I pulled the blanket back, intending to see what he'd gotten on his face and wipe it off, and saw he was drooling. Skunks, unlike dogs, aren't particularly disposed to drool, so I was surprised and announced to Matthew, "Hey, Hobkin's drooling." Matthew came over, and I saw that Hobkin's eyes were really wide and glassy. His head and neck arced back into a weird upward angle, and I realized that Something Was Really Wrong.
His front legs went rigid, and he went into convulsions and a full-blown grand mal seizure in my arms. I couldn't move or act, and all I could think was, "Hobkin's having a seizure. This is a seizure. He's not dying. This is a seizure."

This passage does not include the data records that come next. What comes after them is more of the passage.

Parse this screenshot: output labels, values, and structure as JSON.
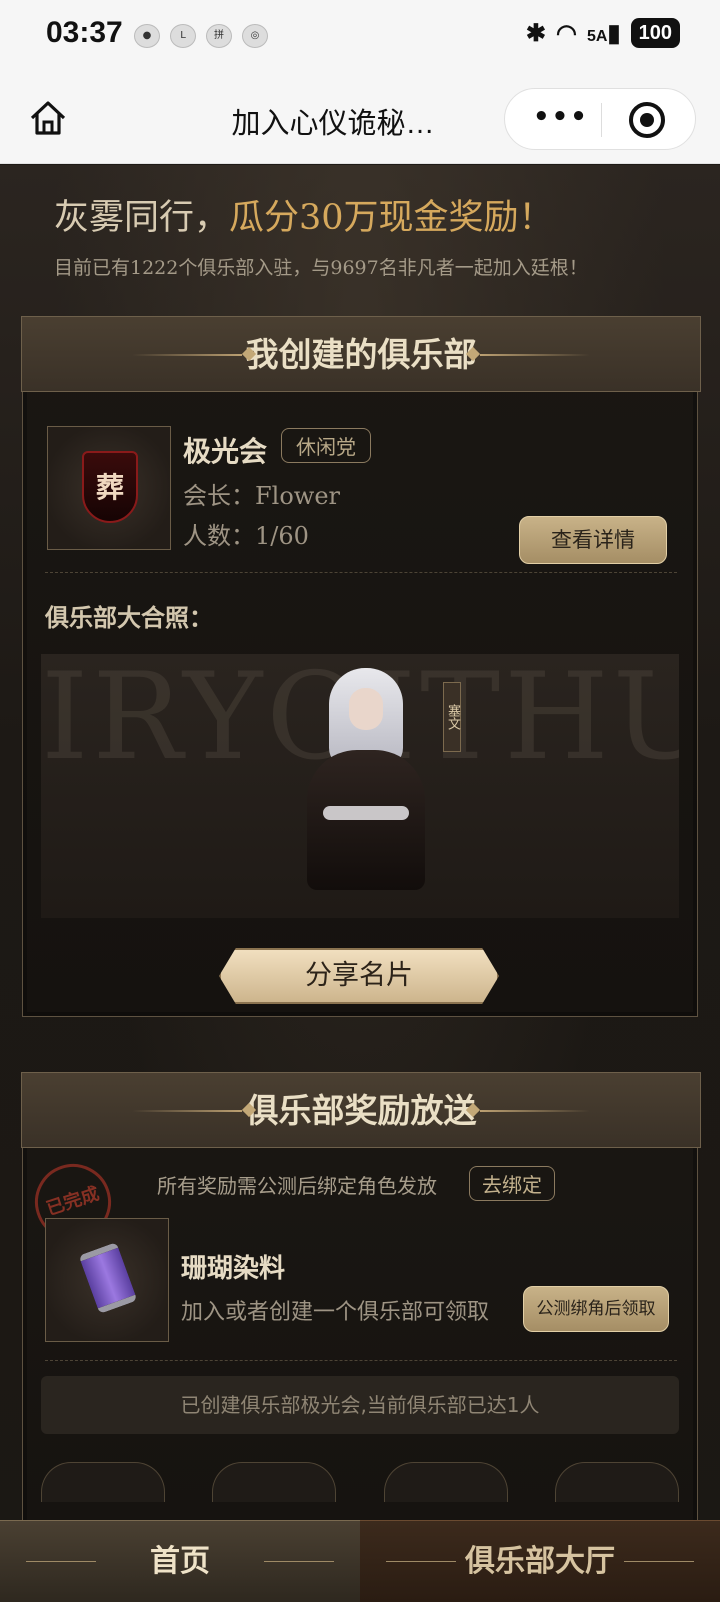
{
  "status_bar": {
    "time": "03:37",
    "notif_icons": [
      "ghost-icon",
      "lulu-icon",
      "pin-icon",
      "compass-icon"
    ],
    "network": "5A",
    "battery": "100"
  },
  "nav": {
    "title": "加入心仪诡秘…",
    "more": "•••"
  },
  "hero": {
    "title_main": "灰雾同行，",
    "title_highlight": "瓜分30万现金奖励！",
    "subtitle": "目前已有1222个俱乐部入驻，与9697名非凡者一起加入廷根！"
  },
  "my_club": {
    "section_title": "我创建的俱乐部",
    "emblem_char": "葬",
    "name": "极光会",
    "tag": "休闲党",
    "leader": "会长：Flower",
    "members": "人数：1/60",
    "detail_button": "查看详情",
    "photo_label": "俱乐部大合照：",
    "photo_bg_text": "IRYOITHU",
    "character_tag": "塞文",
    "share_button": "分享名片"
  },
  "rewards": {
    "section_title": "俱乐部奖励放送",
    "stamp_text": "已完成",
    "note": "所有奖励需公测后绑定角色发放",
    "bind_button": "去绑定",
    "item_name": "珊瑚染料",
    "item_desc": "加入或者创建一个俱乐部可领取",
    "claim_button": "公测绑角后领取",
    "status": "已创建俱乐部极光会,当前俱乐部已达1人"
  },
  "tabs": {
    "home": "首页",
    "hall": "俱乐部大厅"
  },
  "colors": {
    "accent_gold": "#d6a95d",
    "button_gold": "#c8b288",
    "background": "#1e1a16"
  }
}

Matthew asked, "What should we do?" which snapped me out of my shock, and I remembered reading that they recommend administering honey or syrup to the gums of a skunk having a seizure in case it's due to hypoglycemia. So Matthew got q-tips and syrup and dunked the former into the latter, and then I discovered it's rather tricky trying to smear a syrupy q-tip onto a convulsing skunk's gums. After liberally annointing Hobkin's nose and muzzle with syrup, I finally got some into his mouth. Not sure if it was the syrup or if he was simply coming out if then, but the seizure ended a little after that.

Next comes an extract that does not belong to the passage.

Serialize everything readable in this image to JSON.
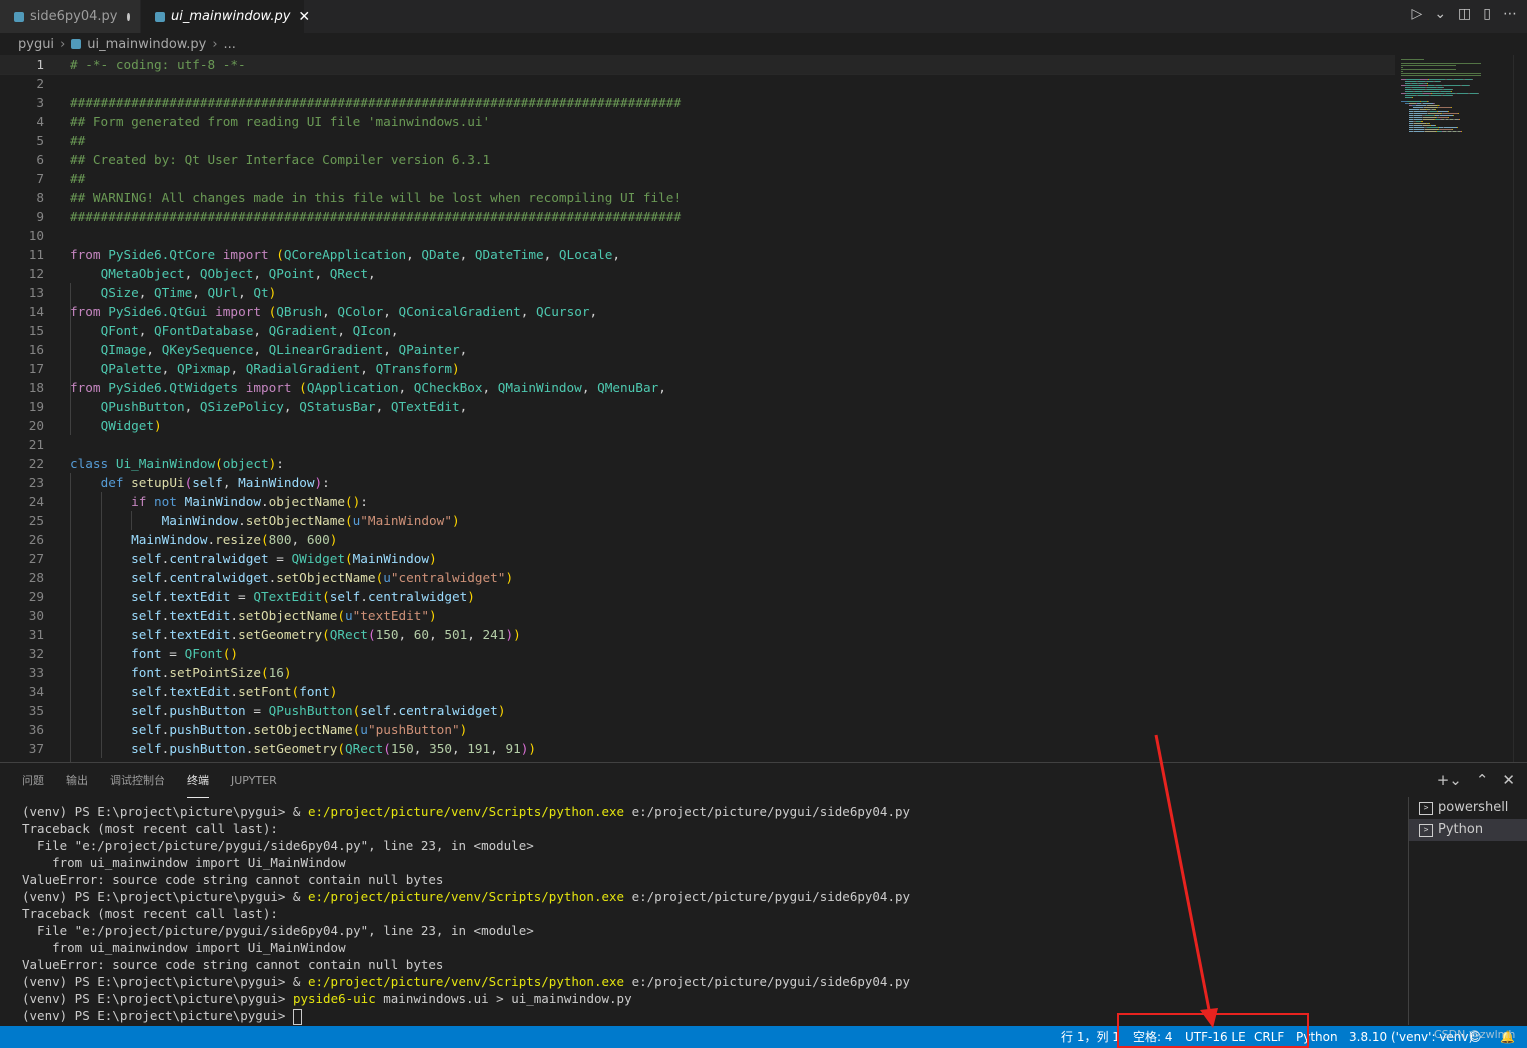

Suffice it to say that neither Matthew nor I had the presence of mind to time it. It was probably only a couple minutes, but it felt like forever.
Hobkin spent the next hour and a half or so really, really agitated and obsessively trying to walk in tight clockwise circles while we called the emergency vet clinic and a couple fellow skunk owners for advice. The emergency vet folks were not very useful on the advice front (they're not really very knowledgeable about skunks) and we weren't able to reach anyone (it being 3AM in the morning by then). Eventually we tried feeding Hobkin, and he was ravenous. After several blueberries, a couple teaspoons of cottage cheese, and a hard boiled egg—foods which seemed unlikely to cause choking in case he had another seizure—he calmed down and fell asleep beside me.
Brought him to the vet first thing this morning. The problem is that there's just too many things which could have triggered the seizure: his heart condition, an electrolyte imbalance from the furosemide, low blood sugar (unlikely since he'd had a snack at midnight but possible), the respiratory infection, etc. If Hobkin has another seizure, we'll have them do a full blood panel, but considering how inconclusive the last blood test was, and that they'd have to anesthetize Hobkin in order to get blood, we opted not to have one done today. So the vet sent us home with clavamox and diazepam—to clear up the infection and to stop another seizure if he should have one, respectively.
So it's observation and rest for now. Oddly enough, I'm not freaking about this. I'm concerned and hyper-vigilant, but "seizure" isn't triggering the panic that "labored breathing" does. Don't know why. Or else I'm having a very delayed reaction. Regardless, it's gonna be a long weekend.